**Exercise aim:** An exact reproduction of the records is required, with all images left out.

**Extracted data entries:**
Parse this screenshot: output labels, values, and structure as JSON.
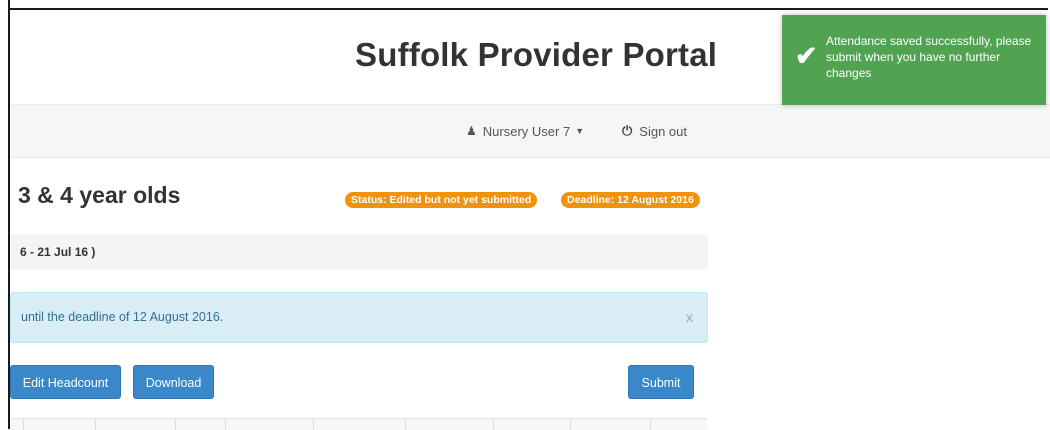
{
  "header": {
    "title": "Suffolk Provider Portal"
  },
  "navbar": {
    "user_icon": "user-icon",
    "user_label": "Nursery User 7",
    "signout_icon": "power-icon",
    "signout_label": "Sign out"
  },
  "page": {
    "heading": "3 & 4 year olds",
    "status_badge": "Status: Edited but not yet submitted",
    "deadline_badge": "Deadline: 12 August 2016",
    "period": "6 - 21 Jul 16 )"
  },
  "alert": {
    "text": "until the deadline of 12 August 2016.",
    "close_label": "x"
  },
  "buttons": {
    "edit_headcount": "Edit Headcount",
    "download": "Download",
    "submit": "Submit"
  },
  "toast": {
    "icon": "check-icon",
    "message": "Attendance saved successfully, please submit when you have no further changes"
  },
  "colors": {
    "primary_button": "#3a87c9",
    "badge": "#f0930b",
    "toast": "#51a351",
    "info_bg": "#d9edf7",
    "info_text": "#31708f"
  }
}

**Result of this task:**
Parse this screenshot: output labels, values, and structure as JSON.
{
  "header": {
    "title": "Suffolk Provider Portal"
  },
  "navbar": {
    "user_icon": "user-icon",
    "user_label": "Nursery User 7",
    "signout_icon": "power-icon",
    "signout_label": "Sign out"
  },
  "page": {
    "heading": "3 & 4 year olds",
    "status_badge": "Status: Edited but not yet submitted",
    "deadline_badge": "Deadline: 12 August 2016",
    "period": "6 - 21 Jul 16 )"
  },
  "alert": {
    "text": "until the deadline of 12 August 2016.",
    "close_label": "x"
  },
  "buttons": {
    "edit_headcount": "Edit Headcount",
    "download": "Download",
    "submit": "Submit"
  },
  "toast": {
    "icon": "check-icon",
    "message": "Attendance saved successfully, please submit when you have no further changes"
  },
  "colors": {
    "primary_button": "#3a87c9",
    "badge": "#f0930b",
    "toast": "#51a351",
    "info_bg": "#d9edf7",
    "info_text": "#31708f"
  }
}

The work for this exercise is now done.